Recognizing that Covid-19 has opened up our eyes to the fact that remote working works en masse, and also recognizing that the pandemic won’t last forever, what advantages could there be to transitioning to a policy that assumes the workforce will all be remote where possible, versus office-based?
The answers may surprise you.
Remote workers are more productive
It might sound counterintuitive, but research shows that remote workers are significantly more productive than employees working in offices. Countless studies support this; Global Workplace Analytics found that teleworkers were 20-25% more productive than office-based employees.
The reasons for this are:
Employees can work to their strengths. We’re all different – not everyone is at their most productive between 9 am to 5 pm. Remote working lets employees take intelligent control of their own schedule, creating routines which support productive working and compliment their lifestyle.
It can offer huge amounts of freedom and flexibility and lets employees design their ideal work environment.
It reduces business costs
It reduces office costs. Studies suggest that companies with remote workers save $10,000 per employee each year in real estate costs. You scale back the office costs of furniture, bills, cleaners and office supplies, and tend to see fewer sick, which can cost $1,800 per employee annually.
It reduces costs for employees
Hiring remote workers doesn’t just benefit employers financially – it also reduces costs for workers.

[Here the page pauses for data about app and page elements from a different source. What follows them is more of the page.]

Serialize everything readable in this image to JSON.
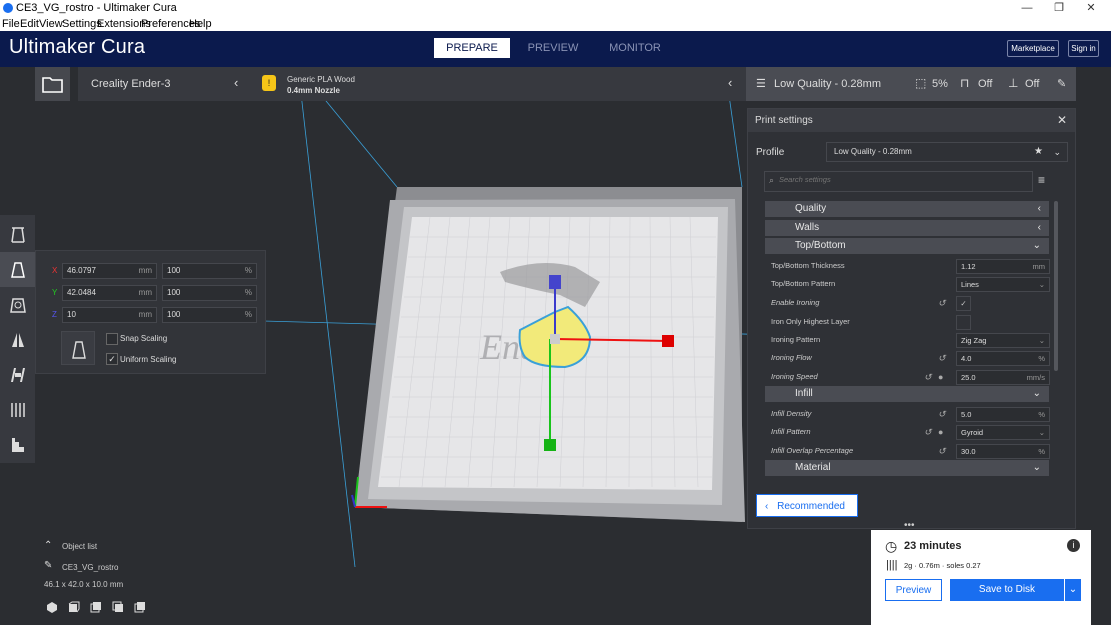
{
  "window": {
    "title": "CE3_VG_rostro - Ultimaker Cura"
  },
  "menu": [
    "File",
    "Edit",
    "View",
    "Settings",
    "Extensions",
    "Preferences",
    "Help"
  ],
  "header": {
    "logo": "Ultimaker Cura",
    "tabs": [
      "PREPARE",
      "PREVIEW",
      "MONITOR"
    ],
    "active_tab": "PREPARE",
    "marketplace": "Marketplace",
    "signin": "Sign in"
  },
  "printer": {
    "name": "Creality Ender-3",
    "material": "Generic PLA Wood",
    "nozzle": "0.4mm Nozzle",
    "material_badge": "!"
  },
  "quick": {
    "profile": "Low Quality - 0.28mm",
    "infill": "5%",
    "support": "Off",
    "adhesion": "Off"
  },
  "scale": {
    "x": {
      "label": "X",
      "mm": "46.0797",
      "pct": "100"
    },
    "y": {
      "label": "Y",
      "mm": "42.0484",
      "pct": "100"
    },
    "z": {
      "label": "Z",
      "mm": "10",
      "pct": "100"
    },
    "unit_mm": "mm",
    "unit_pct": "%",
    "snap": "Snap Scaling",
    "uniform": "Uniform Scaling"
  },
  "print_settings": {
    "title": "Print settings",
    "profile_label": "Profile",
    "profile_value": "Low Quality - 0.28mm",
    "search_placeholder": "Search settings",
    "categories": {
      "quality": "Quality",
      "walls": "Walls",
      "topbottom": "Top/Bottom",
      "infill": "Infill",
      "material": "Material"
    },
    "rows": {
      "tb_thickness": {
        "label": "Top/Bottom Thickness",
        "value": "1.12",
        "unit": "mm"
      },
      "tb_pattern": {
        "label": "Top/Bottom Pattern",
        "value": "Lines"
      },
      "enable_ironing": {
        "label": "Enable Ironing",
        "value": "✓"
      },
      "iron_only": {
        "label": "Iron Only Highest Layer"
      },
      "ironing_pattern": {
        "label": "Ironing Pattern",
        "value": "Zig Zag"
      },
      "ironing_flow": {
        "label": "Ironing Flow",
        "value": "4.0",
        "unit": "%"
      },
      "ironing_speed": {
        "label": "Ironing Speed",
        "value": "25.0",
        "unit": "mm/s"
      },
      "infill_density": {
        "label": "Infill Density",
        "value": "5.0",
        "unit": "%"
      },
      "infill_pattern": {
        "label": "Infill Pattern",
        "value": "Gyroid"
      },
      "infill_overlap": {
        "label": "Infill Overlap Percentage",
        "value": "30.0",
        "unit": "%"
      }
    },
    "recommended": "Recommended"
  },
  "objects": {
    "header": "Object list",
    "name": "CE3_VG_rostro",
    "dims": "46.1 x 42.0 x 10.0 mm"
  },
  "estimate": {
    "time": "23 minutes",
    "material": "2g · 0.76m · soles 0.27",
    "preview": "Preview",
    "save": "Save to Disk"
  },
  "colors": {
    "header": "#0b1a4d",
    "accent": "#196ef0",
    "bed": "#c9c9cc",
    "model": "#f2ea7a"
  }
}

The financial (and emotional!) drag of commuting is completely removed, which surveys suggest saves remote workers about $5,000 per year. And that’s without factoring in the cost of regularly buying lunch out!
However, it’s important to recognize the hidden costs of remote working. Electricity, gas, phone bills and equipment tied to work should all be reimbursed – either as expenses or via their salary.
Here is one more reason as a bonus.
We live in an age of heightened environmental awareness, and businesses are increasingly called upon to introduce greener strategies into their operations. With that in mind, it’s important to consider the environmental benefits of working remotely. Research suggests that if employees with remote-compatible jobs worked from home even half the time, annually our environment would be spared:
Key milestones in the employee experience, such as onboarding or getting to know your immediate team, were largely taken for granted in the past. Onboarding was usually a half-day in a room listening to the history of the company, a culture overview, and being told about your benefits package. Getting to know your team assumed that proximity would equal closeness.
Shifting to remote-first is not a two-way door. At some point, you get too far down the line to go back. But the question businesses should be asking is: do we want to go back?